§ **Task to carry out**
Your answer should be the lines of the material that include the word "weekday".

§ **Excerpted records**
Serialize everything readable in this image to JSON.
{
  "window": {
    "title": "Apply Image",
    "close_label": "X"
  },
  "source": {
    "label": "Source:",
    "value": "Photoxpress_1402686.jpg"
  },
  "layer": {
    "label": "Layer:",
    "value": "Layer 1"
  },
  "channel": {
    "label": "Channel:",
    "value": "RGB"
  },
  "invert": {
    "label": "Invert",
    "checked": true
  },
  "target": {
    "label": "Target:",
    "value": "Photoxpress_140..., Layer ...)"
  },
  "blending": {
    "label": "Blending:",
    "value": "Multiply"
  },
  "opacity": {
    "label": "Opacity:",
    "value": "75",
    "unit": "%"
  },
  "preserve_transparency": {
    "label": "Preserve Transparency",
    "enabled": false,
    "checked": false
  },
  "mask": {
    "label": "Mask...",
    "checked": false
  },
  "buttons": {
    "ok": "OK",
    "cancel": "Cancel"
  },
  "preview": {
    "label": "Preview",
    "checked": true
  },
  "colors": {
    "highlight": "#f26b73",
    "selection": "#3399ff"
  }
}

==

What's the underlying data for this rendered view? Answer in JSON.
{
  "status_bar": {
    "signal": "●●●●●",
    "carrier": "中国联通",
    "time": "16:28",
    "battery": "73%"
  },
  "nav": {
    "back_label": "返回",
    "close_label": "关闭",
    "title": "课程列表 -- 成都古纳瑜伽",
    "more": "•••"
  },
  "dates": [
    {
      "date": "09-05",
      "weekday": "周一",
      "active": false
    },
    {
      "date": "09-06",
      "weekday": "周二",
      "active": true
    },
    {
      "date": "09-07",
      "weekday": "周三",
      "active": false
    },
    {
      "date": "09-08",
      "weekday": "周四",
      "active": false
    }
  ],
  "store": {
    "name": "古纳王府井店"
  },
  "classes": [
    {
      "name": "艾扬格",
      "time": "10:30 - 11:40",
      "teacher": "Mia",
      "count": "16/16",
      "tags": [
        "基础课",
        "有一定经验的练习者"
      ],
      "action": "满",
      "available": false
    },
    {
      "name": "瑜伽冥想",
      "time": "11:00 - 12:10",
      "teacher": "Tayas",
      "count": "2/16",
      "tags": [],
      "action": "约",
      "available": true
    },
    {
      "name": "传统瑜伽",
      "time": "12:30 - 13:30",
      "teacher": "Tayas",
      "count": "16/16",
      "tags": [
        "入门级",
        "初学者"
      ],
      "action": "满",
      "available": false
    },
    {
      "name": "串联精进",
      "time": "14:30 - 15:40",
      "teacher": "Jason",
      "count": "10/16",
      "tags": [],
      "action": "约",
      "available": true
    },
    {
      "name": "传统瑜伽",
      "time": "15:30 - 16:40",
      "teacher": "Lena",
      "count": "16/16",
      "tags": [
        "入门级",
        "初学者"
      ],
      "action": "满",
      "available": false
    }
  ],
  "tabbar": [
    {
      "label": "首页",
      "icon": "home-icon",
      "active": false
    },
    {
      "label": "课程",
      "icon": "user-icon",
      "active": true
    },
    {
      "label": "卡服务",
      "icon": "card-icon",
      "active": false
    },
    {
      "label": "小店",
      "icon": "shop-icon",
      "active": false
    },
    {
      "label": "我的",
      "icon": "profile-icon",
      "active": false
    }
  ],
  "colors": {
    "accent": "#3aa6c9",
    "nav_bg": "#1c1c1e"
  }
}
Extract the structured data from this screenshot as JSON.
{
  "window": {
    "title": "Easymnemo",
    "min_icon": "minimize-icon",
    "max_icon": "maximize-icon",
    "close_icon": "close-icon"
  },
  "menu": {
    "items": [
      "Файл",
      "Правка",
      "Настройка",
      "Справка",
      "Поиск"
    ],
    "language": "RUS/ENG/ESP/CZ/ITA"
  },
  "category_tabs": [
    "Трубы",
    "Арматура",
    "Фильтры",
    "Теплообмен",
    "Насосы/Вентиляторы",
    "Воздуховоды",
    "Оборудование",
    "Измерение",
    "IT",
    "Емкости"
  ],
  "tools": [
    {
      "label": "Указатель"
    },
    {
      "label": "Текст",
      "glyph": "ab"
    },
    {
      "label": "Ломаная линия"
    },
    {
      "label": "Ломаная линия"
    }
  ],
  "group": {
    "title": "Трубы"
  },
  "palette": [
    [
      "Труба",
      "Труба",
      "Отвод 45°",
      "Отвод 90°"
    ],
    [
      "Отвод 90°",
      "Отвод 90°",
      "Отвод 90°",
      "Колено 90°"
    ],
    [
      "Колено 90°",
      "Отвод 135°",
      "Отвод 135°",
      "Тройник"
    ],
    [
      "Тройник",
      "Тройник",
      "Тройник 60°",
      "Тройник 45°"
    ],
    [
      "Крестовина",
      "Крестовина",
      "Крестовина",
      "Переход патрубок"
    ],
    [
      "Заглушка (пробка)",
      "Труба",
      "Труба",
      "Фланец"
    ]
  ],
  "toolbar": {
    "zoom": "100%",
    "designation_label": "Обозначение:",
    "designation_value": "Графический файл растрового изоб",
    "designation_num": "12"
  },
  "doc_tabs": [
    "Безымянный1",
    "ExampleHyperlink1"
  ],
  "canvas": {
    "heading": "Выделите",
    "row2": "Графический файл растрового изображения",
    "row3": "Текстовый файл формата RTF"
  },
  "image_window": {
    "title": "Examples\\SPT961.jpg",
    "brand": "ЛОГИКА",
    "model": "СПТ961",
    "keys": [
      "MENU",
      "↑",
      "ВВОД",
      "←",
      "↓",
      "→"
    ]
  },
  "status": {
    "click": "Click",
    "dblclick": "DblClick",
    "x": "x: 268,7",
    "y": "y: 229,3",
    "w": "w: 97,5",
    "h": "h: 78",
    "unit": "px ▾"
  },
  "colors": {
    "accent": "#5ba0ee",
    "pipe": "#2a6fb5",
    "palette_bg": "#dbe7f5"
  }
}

§ **Result below**
      "weekday": "周一",
      "weekday": "周二",
      "weekday": "周三",
      "weekday": "周四",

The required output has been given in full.